[[ Exercise data, beginning ]]
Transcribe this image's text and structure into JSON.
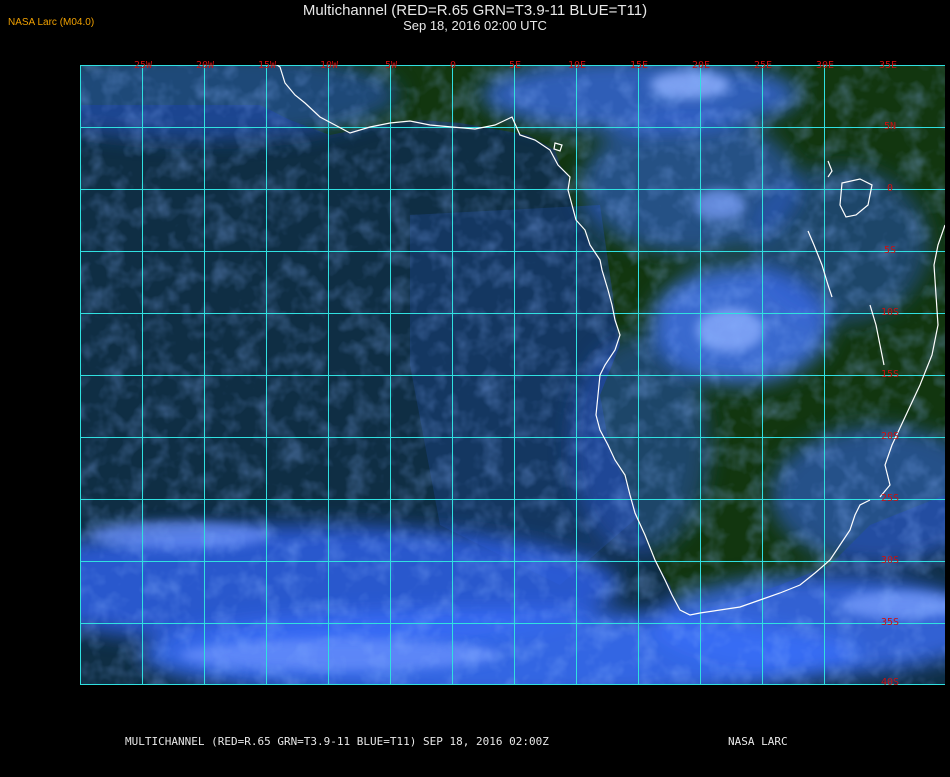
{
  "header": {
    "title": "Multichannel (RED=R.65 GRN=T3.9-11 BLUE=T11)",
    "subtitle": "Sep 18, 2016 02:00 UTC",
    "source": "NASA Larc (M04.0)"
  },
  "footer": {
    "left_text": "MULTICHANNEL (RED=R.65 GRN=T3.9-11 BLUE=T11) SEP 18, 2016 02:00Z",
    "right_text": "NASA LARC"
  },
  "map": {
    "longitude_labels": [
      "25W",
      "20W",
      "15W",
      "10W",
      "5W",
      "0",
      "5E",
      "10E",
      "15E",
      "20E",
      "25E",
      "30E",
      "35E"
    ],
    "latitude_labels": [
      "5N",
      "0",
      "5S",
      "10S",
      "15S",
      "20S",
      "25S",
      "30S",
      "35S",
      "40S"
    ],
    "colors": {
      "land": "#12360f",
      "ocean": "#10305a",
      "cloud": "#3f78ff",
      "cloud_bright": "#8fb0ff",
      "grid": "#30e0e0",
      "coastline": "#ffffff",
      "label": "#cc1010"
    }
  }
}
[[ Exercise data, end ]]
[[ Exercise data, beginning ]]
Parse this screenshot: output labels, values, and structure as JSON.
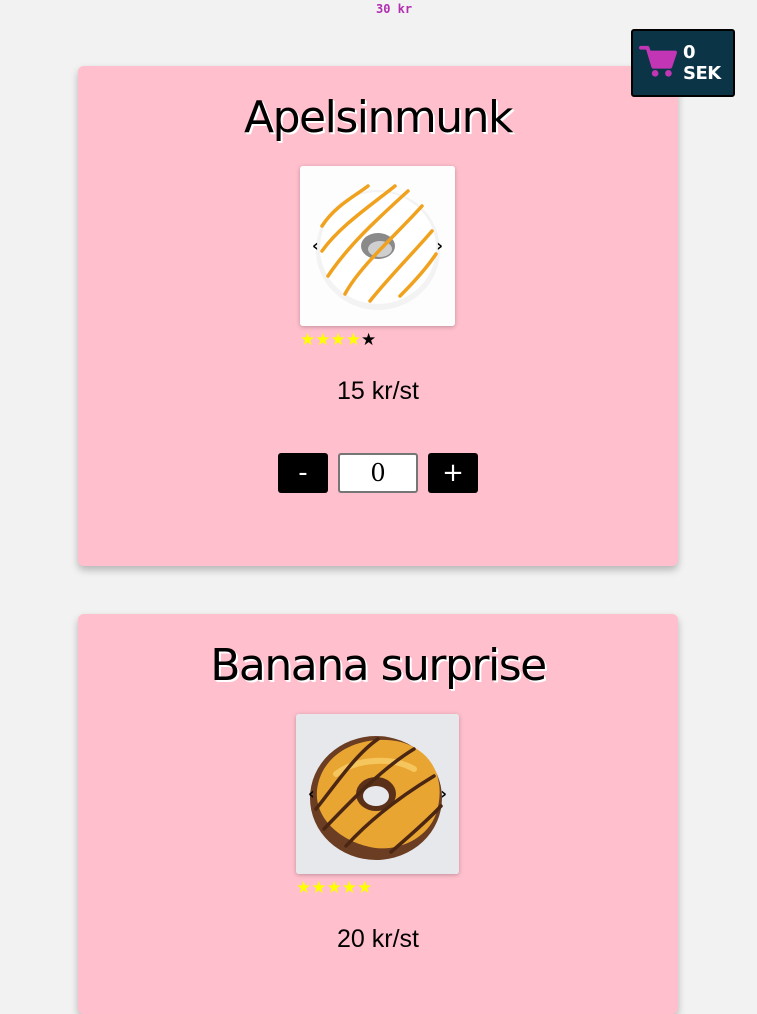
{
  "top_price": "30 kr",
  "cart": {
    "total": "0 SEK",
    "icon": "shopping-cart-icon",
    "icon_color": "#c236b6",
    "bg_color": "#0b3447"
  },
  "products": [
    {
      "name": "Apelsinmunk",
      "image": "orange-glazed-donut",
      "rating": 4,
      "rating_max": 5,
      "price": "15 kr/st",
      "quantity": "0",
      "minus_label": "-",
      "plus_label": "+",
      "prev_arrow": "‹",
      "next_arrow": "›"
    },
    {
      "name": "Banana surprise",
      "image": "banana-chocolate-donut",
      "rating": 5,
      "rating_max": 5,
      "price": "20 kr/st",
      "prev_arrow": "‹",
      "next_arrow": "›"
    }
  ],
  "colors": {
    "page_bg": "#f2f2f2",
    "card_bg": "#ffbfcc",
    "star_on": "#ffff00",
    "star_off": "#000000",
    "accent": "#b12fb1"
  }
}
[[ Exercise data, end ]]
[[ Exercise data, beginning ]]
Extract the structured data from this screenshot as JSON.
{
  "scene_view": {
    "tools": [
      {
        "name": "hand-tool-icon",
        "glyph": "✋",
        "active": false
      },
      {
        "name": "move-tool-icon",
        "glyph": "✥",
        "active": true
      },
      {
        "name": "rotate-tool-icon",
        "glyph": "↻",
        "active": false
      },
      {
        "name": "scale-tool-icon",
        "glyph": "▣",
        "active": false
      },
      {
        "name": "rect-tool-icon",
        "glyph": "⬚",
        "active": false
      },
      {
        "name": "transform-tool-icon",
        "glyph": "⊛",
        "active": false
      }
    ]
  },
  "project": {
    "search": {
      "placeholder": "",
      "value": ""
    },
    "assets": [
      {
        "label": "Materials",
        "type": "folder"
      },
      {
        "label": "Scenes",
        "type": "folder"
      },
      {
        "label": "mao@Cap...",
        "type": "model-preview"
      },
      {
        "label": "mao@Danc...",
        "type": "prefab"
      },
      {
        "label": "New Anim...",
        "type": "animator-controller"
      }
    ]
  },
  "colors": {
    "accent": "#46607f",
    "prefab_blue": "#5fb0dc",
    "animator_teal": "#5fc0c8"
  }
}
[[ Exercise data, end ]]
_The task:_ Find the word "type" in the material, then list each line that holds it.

_Written answer:_
        "type": "folder"
        "type": "folder"
        "type": "model-preview"
        "type": "prefab"
        "type": "animator-controller"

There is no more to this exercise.